▶ [Task brief] Nothing but the text of the listing, repeated exactly, belongs in the answer; leave the images out.
= = = =
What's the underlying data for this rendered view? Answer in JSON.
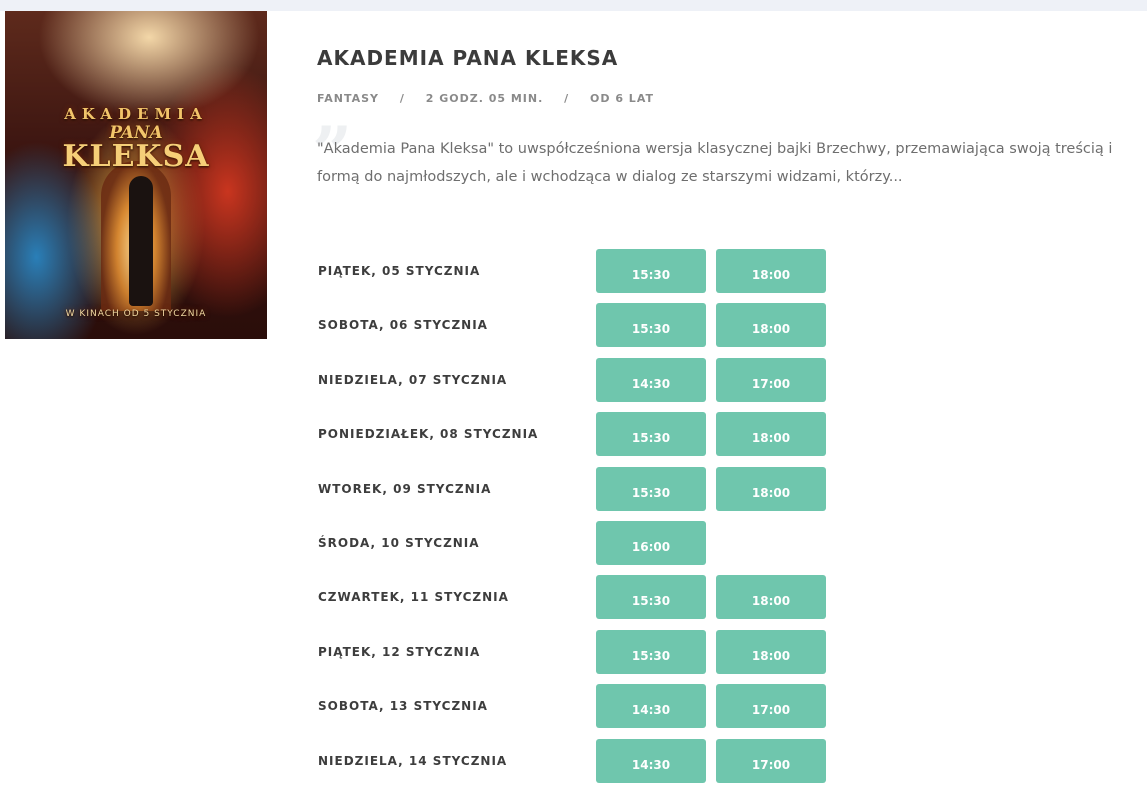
{
  "movie": {
    "title": "AKADEMIA PANA KLEKSA",
    "genre": "FANTASY",
    "duration": "2 GODZ. 05 MIN.",
    "age": "OD 6 LAT",
    "separator": "/",
    "description": "\"Akademia Pana Kleksa\" to uwspółcześniona wersja klasycznej bajki Brzechwy, przemawiająca swoją treścią i formą do najmłodszych, ale i wchodząca w dialog ze starszymi widzami, którzy...",
    "poster": {
      "line1": "AKADEMIA",
      "line2": "PANA",
      "line3": "KLEKSA",
      "tagline": "W KINACH OD 5 STYCZNIA"
    }
  },
  "colors": {
    "accent": "#6fc6ad",
    "title": "#3b3b3b",
    "meta": "#8a8a8a",
    "text": "#6e6e6e"
  },
  "schedule": [
    {
      "day": "PIĄTEK, 05 STYCZNIA",
      "times": [
        "15:30",
        "18:00"
      ]
    },
    {
      "day": "SOBOTA, 06 STYCZNIA",
      "times": [
        "15:30",
        "18:00"
      ]
    },
    {
      "day": "NIEDZIELA, 07 STYCZNIA",
      "times": [
        "14:30",
        "17:00"
      ]
    },
    {
      "day": "PONIEDZIAŁEK, 08 STYCZNIA",
      "times": [
        "15:30",
        "18:00"
      ]
    },
    {
      "day": "WTOREK, 09 STYCZNIA",
      "times": [
        "15:30",
        "18:00"
      ]
    },
    {
      "day": "ŚRODA, 10 STYCZNIA",
      "times": [
        "16:00"
      ]
    },
    {
      "day": "CZWARTEK, 11 STYCZNIA",
      "times": [
        "15:30",
        "18:00"
      ]
    },
    {
      "day": "PIĄTEK, 12 STYCZNIA",
      "times": [
        "15:30",
        "18:00"
      ]
    },
    {
      "day": "SOBOTA, 13 STYCZNIA",
      "times": [
        "14:30",
        "17:00"
      ]
    },
    {
      "day": "NIEDZIELA, 14 STYCZNIA",
      "times": [
        "14:30",
        "17:00"
      ]
    }
  ]
}
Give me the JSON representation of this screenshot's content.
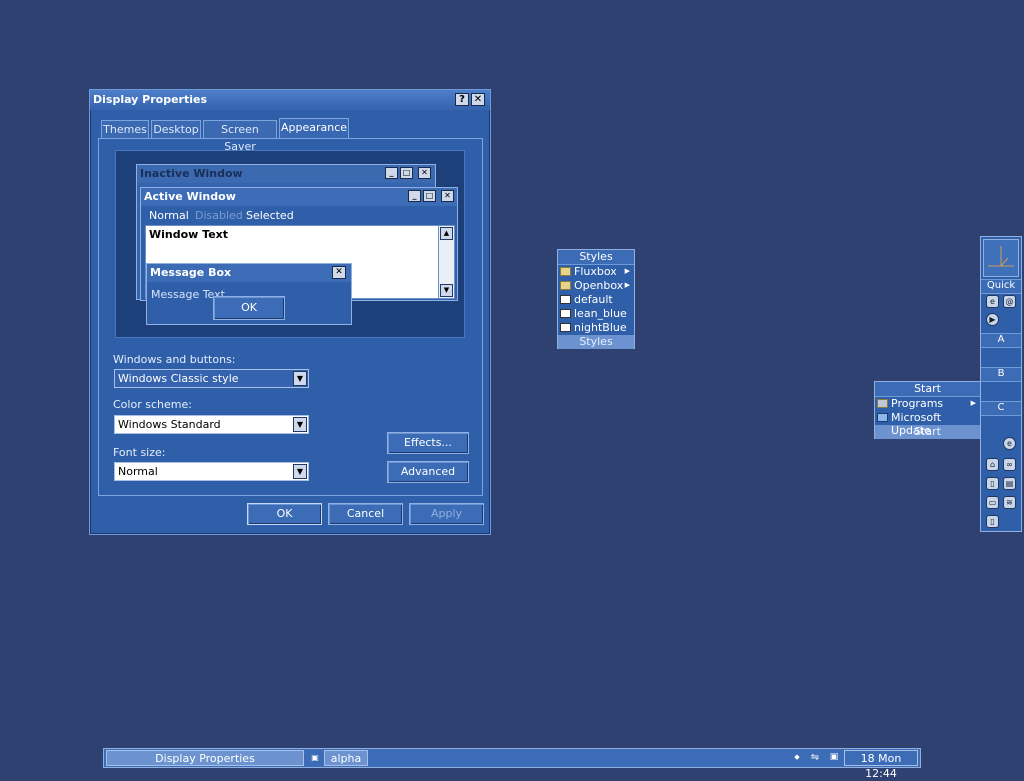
{
  "dialog": {
    "title": "Display Properties",
    "help_glyph": "?",
    "close_glyph": "✕",
    "tabs": [
      "Themes",
      "Desktop",
      "Screen Saver",
      "Appearance"
    ],
    "preview": {
      "inactive_title": "Inactive Window",
      "active_title": "Active Window",
      "menu_normal": "Normal",
      "menu_disabled": "Disabled",
      "menu_selected": "Selected",
      "window_text": "Window Text",
      "msgbox_title": "Message Box",
      "msgbox_text": "Message Text",
      "msgbox_ok": "OK"
    },
    "windows_buttons_label": "Windows and buttons:",
    "windows_buttons_value": "Windows Classic style",
    "color_scheme_label": "Color scheme:",
    "color_scheme_value": "Windows Standard",
    "font_size_label": "Font size:",
    "font_size_value": "Normal",
    "effects_label": "Effects...",
    "advanced_label": "Advanced",
    "ok_label": "OK",
    "cancel_label": "Cancel",
    "apply_label": "Apply"
  },
  "styles_menu": {
    "title": "Styles",
    "footer": "Styles",
    "items": [
      {
        "label": "Fluxbox",
        "icon": "folder-icon",
        "submenu": true
      },
      {
        "label": "Openbox",
        "icon": "folder-icon",
        "submenu": true
      },
      {
        "label": "default",
        "icon": "document-icon",
        "submenu": false
      },
      {
        "label": "lean_blue",
        "icon": "document-icon",
        "submenu": false
      },
      {
        "label": "nightBlue",
        "icon": "document-icon",
        "submenu": false
      }
    ]
  },
  "start_menu": {
    "title": "Start",
    "footer": "Start",
    "items": [
      {
        "label": "Programs",
        "icon": "programs-icon",
        "submenu": true
      },
      {
        "label": "Microsoft Update",
        "icon": "update-icon",
        "submenu": false
      }
    ]
  },
  "slit": {
    "quick_label": "Quick",
    "a_label": "A",
    "b_label": "B",
    "c_label": "C"
  },
  "taskbar": {
    "task_label": "Display Properties",
    "workspace_label": "alpha",
    "clock": "18 Mon 12:44"
  },
  "colors": {
    "desktop": "#2f4170",
    "window": "#2f5fa8",
    "accent": "#6c93cf"
  }
}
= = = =
▶ [Solution]
What's the underlying data for this rendered view? Answer in JSON.
{
  "movie": {
    "title": "AKADEMIA PANA KLEKSA",
    "genre": "FANTASY",
    "duration": "2 GODZ. 05 MIN.",
    "age": "OD 6 LAT",
    "separator": "/",
    "description": "\"Akademia Pana Kleksa\" to uwspółcześniona wersja klasycznej bajki Brzechwy, przemawiająca swoją treścią i formą do najmłodszych, ale i wchodząca w dialog ze starszymi widzami, którzy...",
    "poster": {
      "line1": "AKADEMIA",
      "line2": "PANA",
      "line3": "KLEKSA",
      "tagline": "W KINACH OD 5 STYCZNIA"
    }
  },
  "colors": {
    "accent": "#6fc6ad",
    "title": "#3b3b3b",
    "meta": "#8a8a8a",
    "text": "#6e6e6e"
  },
  "schedule": [
    {
      "day": "PIĄTEK, 05 STYCZNIA",
      "times": [
        "15:30",
        "18:00"
      ]
    },
    {
      "day": "SOBOTA, 06 STYCZNIA",
      "times": [
        "15:30",
        "18:00"
      ]
    },
    {
      "day": "NIEDZIELA, 07 STYCZNIA",
      "times": [
        "14:30",
        "17:00"
      ]
    },
    {
      "day": "PONIEDZIAŁEK, 08 STYCZNIA",
      "times": [
        "15:30",
        "18:00"
      ]
    },
    {
      "day": "WTOREK, 09 STYCZNIA",
      "times": [
        "15:30",
        "18:00"
      ]
    },
    {
      "day": "ŚRODA, 10 STYCZNIA",
      "times": [
        "16:00"
      ]
    },
    {
      "day": "CZWARTEK, 11 STYCZNIA",
      "times": [
        "15:30",
        "18:00"
      ]
    },
    {
      "day": "PIĄTEK, 12 STYCZNIA",
      "times": [
        "15:30",
        "18:00"
      ]
    },
    {
      "day": "SOBOTA, 13 STYCZNIA",
      "times": [
        "14:30",
        "17:00"
      ]
    },
    {
      "day": "NIEDZIELA, 14 STYCZNIA",
      "times": [
        "14:30",
        "17:00"
      ]
    }
  ]
}
Give me the JSON representation of this screenshot's content.
{
  "dialog": {
    "title": "Display Properties",
    "help_glyph": "?",
    "close_glyph": "✕",
    "tabs": [
      "Themes",
      "Desktop",
      "Screen Saver",
      "Appearance"
    ],
    "preview": {
      "inactive_title": "Inactive Window",
      "active_title": "Active Window",
      "menu_normal": "Normal",
      "menu_disabled": "Disabled",
      "menu_selected": "Selected",
      "window_text": "Window Text",
      "msgbox_title": "Message Box",
      "msgbox_text": "Message Text",
      "msgbox_ok": "OK"
    },
    "windows_buttons_label": "Windows and buttons:",
    "windows_buttons_value": "Windows Classic style",
    "color_scheme_label": "Color scheme:",
    "color_scheme_value": "Windows Standard",
    "font_size_label": "Font size:",
    "font_size_value": "Normal",
    "effects_label": "Effects...",
    "advanced_label": "Advanced",
    "ok_label": "OK",
    "cancel_label": "Cancel",
    "apply_label": "Apply"
  },
  "styles_menu": {
    "title": "Styles",
    "footer": "Styles",
    "items": [
      {
        "label": "Fluxbox",
        "icon": "folder-icon",
        "submenu": true
      },
      {
        "label": "Openbox",
        "icon": "folder-icon",
        "submenu": true
      },
      {
        "label": "default",
        "icon": "document-icon",
        "submenu": false
      },
      {
        "label": "lean_blue",
        "icon": "document-icon",
        "submenu": false
      },
      {
        "label": "nightBlue",
        "icon": "document-icon",
        "submenu": false
      }
    ]
  },
  "start_menu": {
    "title": "Start",
    "footer": "Start",
    "items": [
      {
        "label": "Programs",
        "icon": "programs-icon",
        "submenu": true
      },
      {
        "label": "Microsoft Update",
        "icon": "update-icon",
        "submenu": false
      }
    ]
  },
  "slit": {
    "quick_label": "Quick",
    "a_label": "A",
    "b_label": "B",
    "c_label": "C"
  },
  "taskbar": {
    "task_label": "Display Properties",
    "workspace_label": "alpha",
    "clock": "18 Mon 12:44"
  },
  "colors": {
    "desktop": "#2f4170",
    "window": "#2f5fa8",
    "accent": "#6c93cf"
  }
}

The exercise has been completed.